December 1, 1955, Rosa refused to move to the back of the bus.
55 years ago, a tired seamstress in Montgomery, Alabama challenged racial segregation in the United States. Rosa Parks has always been one of my heroes, ever since I wrote my high school senior thesis on how this woman became a catalyst for change. Today, we honor Rosa Parks!
The story is well-known to us all. Rosa refused to sit in the back of the bus, as segregation laws dictated. I had always assumed her actions were initiated when she first chose her seat on the bus, but history explains it a little differently. Scholastic explains:
Her subsequent arrest sparked the Montgomery Bus Boycott.
Rosa is often soley credited as the one that started it all, as I have done above. She has been accused of being a “ mythic ” icon and a communist. Conspiracists cite that she had already been working for the NAACP for over a decade before that infamous bus ride and point to the staged photograph on the bus as evidence the event was not happenstance.
Does any of this slander matter? Not to me. Who cares whether she acted alone or not. Obviously without the support of the NAACP, her actions would not have turned into one of the finest examples of civil disobedience. Teaching Tolerance summarizes it well:
I admit, I don’t know these people’s names, and I wish I did. In fact, it was the other bus defiers, like Colvin , whose arrests were actually used in the federal case that declared segregation practices by Montgomery’s buses unconstitutional, not Rosa’s. Rosa Parks Facts explains:
Teaching Tolerance continues:

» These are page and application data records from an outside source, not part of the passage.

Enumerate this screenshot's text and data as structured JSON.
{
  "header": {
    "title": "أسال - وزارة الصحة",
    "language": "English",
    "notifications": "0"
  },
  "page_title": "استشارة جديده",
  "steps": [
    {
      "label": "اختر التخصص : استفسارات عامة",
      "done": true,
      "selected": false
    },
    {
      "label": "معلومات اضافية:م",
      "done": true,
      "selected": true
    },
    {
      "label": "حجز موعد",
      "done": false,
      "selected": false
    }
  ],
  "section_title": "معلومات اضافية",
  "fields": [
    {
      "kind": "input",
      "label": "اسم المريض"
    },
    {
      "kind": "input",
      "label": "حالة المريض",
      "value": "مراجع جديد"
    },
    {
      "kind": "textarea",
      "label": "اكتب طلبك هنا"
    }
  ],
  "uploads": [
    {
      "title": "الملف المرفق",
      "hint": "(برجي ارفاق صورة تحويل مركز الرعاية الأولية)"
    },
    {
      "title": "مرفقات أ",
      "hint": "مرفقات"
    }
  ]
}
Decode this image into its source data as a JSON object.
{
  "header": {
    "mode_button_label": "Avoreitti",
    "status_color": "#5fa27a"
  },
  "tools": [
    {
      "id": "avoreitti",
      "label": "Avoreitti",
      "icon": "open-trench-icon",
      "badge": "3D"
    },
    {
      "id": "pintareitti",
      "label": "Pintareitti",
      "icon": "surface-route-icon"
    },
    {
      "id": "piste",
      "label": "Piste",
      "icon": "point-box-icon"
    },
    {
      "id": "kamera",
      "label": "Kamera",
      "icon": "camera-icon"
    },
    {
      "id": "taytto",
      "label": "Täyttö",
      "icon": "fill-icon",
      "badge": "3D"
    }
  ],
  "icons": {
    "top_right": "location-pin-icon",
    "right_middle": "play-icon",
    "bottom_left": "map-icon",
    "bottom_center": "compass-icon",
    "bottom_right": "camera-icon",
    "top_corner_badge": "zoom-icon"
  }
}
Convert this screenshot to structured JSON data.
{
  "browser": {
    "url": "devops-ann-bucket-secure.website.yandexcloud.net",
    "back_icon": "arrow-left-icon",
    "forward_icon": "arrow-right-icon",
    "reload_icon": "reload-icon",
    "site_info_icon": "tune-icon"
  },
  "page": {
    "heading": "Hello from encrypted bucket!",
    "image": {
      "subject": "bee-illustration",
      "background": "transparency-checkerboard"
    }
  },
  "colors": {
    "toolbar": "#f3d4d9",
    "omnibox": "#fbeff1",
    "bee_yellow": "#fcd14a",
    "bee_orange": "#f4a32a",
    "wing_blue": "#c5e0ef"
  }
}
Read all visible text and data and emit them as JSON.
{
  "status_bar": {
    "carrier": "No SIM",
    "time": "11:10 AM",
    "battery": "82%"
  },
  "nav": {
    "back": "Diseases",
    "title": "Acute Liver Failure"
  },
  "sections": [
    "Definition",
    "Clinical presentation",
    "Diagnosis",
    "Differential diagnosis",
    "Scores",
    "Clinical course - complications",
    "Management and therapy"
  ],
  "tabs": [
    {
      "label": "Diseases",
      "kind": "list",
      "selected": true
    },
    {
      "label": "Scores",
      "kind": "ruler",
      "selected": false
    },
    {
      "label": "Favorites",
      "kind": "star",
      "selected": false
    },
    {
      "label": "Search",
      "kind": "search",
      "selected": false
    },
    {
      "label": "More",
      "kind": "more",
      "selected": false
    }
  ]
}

55 years ago, Rosa reminded citizens of the US that we needed to change things drastically in order to live up to our ideals of all people created equal. I don’t care if she was chosen because her “character was unimpeachable”. She’s still my hero.
Teaching Tolerance reminds us:
How can we honor Rosa? We can tell our children her story, as well as those that came before her. We can illuminate inequalities current in our society. We can remember there are countless people whose names we do not know who have fought for civil rights. We can inspire our children to work for social justice.
You may be wondering what social justice has to do with raising an environmentally responsible child. Not only are racial inequalities evident in issues such as transportation, but often poor minority communities are victims of toxic factories and contamination. You can’t be environmentally conscious and ignore social inequalities that result from detrimental practices (including cheap, toxic, plastic toys). The environment may not be the focus of Rosa’s activism, but she is a role model for our children.
Our children need heroes.